Lawmakers should define how to maintain government oversight of law enforcement while ensuring police independence more clearly, experts told a public inquiry Thursday, arguing that the understanding of where to draw the line has long been too vague.
The concepts of police oversight and independence came up time and again over six weeks of fact-finding testimony at the Public Order Emergency Commission, which is investigating the federal Liberal government’s use of the Emergencies Act last winter.
Throughout the inquiry hearings, police and politicians described a separation between police operations and policy, and said politicians and police boards should never direct operations.
The line was often described as a separation between church and state.
“For me, it’s pretty clear. Anything operational, we’re advising what’s happening, but we’re not taking direction on how to do things,” RCMP Commissioner Brenda Lucki testified on Nov. 15. She suggested the federal government should use legislation to more clearly define the line that politicians should not cross.
While an expert panel of witnesses agreed Thursday that the line should be more clearly defined, Guelph University political science professor Kate Puddister said such a stark distinction is unhelpful.
“My perspective is that this distinction, in an attempt to draw a clear line between the two, does a disservice,” she said. “This formulation allows governments to shirk responsibilities with respect to policing, perhaps as a method of political strategy.”
The commission is looking at the events that led up to the government’s emergency declaration in response to the weeks-long “Freedom Convoy” protest in Ottawa and similar protests at border crossings across Canada.
Beyond assessing whether the move was appropriate, the inquiry also has a mandate to make recommendations about how to modernize the law and suggest areas where further study could be warranted.
After hours of testimony from Prime Minister Justin Trudeau concluded the first phase of the inquiry last Friday, the commission has turned to a second phase of expert testimony on a range of issues related to the protests.
The police governance experts who testified Thursday reaffirmed the importance of police services being independent of political interference. Otherwise, they risk being seen as “a tool of the government of the day,” as Ryan Teschner, the executive director of the Toronto Police Services Board, said in his testimony.
But all agreed that police need more oversight over some elements of their operations.
“We have for too long had a rather vague and sometimes often overblown conception of police independence from government,” Teschner said.
Michael Kempa, a criminologist with the University of Ottawa, suggested legislators “simply jettison the term ‘operations’ altogether,” and define police independence “in terms of the exercise of their powers of investigation, arrest and the laying of charges.”
The experts also said that all police services in Canada should have some kind of civilian oversight body, such as a police commission or board.
Most urban police services in Canada are watched by such entities, but provincial police and RCMP are not. The RCMP commissioner reports directly to the federal minister of public safety.
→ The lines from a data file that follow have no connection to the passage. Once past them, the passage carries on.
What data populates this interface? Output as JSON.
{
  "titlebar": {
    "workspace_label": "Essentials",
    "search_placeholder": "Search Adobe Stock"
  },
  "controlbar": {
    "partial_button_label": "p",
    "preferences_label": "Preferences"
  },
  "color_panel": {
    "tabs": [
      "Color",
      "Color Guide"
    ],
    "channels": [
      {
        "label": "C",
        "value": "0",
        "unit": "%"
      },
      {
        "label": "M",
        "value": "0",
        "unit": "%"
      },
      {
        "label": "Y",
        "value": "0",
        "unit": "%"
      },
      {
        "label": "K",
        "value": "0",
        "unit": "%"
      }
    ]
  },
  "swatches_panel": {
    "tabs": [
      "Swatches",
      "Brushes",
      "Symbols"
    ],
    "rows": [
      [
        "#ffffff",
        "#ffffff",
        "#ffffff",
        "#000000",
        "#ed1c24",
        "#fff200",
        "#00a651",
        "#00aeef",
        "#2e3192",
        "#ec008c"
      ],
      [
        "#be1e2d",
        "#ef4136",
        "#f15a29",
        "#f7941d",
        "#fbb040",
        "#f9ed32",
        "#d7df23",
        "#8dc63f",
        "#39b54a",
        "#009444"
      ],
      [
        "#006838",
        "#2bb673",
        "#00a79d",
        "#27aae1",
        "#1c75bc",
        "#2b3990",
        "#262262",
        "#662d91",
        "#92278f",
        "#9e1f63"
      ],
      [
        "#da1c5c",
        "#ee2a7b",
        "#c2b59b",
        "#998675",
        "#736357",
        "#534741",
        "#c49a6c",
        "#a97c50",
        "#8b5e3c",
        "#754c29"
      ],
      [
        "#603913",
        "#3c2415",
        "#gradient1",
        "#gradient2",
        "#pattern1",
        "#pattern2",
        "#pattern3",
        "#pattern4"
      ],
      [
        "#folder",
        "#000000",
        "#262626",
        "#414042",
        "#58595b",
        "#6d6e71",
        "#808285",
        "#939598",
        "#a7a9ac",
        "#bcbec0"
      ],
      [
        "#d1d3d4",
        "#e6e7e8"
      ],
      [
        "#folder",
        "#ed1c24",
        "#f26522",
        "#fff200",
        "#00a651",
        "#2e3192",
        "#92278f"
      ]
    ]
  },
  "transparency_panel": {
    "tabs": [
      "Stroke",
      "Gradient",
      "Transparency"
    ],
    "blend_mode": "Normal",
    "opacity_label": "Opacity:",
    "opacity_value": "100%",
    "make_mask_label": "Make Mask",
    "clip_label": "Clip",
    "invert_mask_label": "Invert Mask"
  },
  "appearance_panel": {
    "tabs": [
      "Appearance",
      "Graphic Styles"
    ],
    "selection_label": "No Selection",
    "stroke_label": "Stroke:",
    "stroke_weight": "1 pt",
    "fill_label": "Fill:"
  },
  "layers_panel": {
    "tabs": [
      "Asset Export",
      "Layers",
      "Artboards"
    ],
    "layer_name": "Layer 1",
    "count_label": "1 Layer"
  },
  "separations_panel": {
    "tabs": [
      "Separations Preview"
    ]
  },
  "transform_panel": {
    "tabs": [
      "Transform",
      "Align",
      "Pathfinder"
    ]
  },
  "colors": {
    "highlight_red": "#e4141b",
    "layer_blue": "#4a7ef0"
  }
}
Creating a board would mean that any political direction to police would be public and documented, and it would ensure that “ministerial direction is appropriate and given when necessary,” Puddister said.
Commissioner Paul Rouleau said some of the panel’s recommendations may make their way into his final report, though he wouldn’t say which.
During a second afternoon session, experts discussed the ways that different levels of government, including First Nations governments, work together in an emergency.
Judith Sayers, president of the Nuu-chah-nulth Tribal Council, recommended that the Emergencies Act be ammended to require consultation with First Nations in addition to provincial and municipal governments.
“Neither the Emergencies Act or the Emergency Management Act mentions First Nations as governments. Everyone else gets notice,” Sayers said.
“Yet when emergencies happen, it is First Nations lives at stake, their lands, resources and their ability to carry out their section 35 protected rights.”
The specifics about which First Nations should be consulted could vary depending on the emergency at hand, she said.
Cal Corley, CEO of the Community Safety Knowledge Alliance, said more consultation between levels of government could prevent the need to invoke an emergency in the first place.
He said if there are “intentional proactive measures” between federal, provincial, territorial, First Nations and municipal governments to address large-scale protests and emergencies, “it should, in most cases and circumstances, establish conditions that negate the need for governments to even consider invoking the federal Emergencies Act.”
Rouleau and his team must deliver their findings by Feb. 6, with the commission’s final report to be made public by Feb. 20.
This report by The Canadian Press was first published Dec. 1, 2022.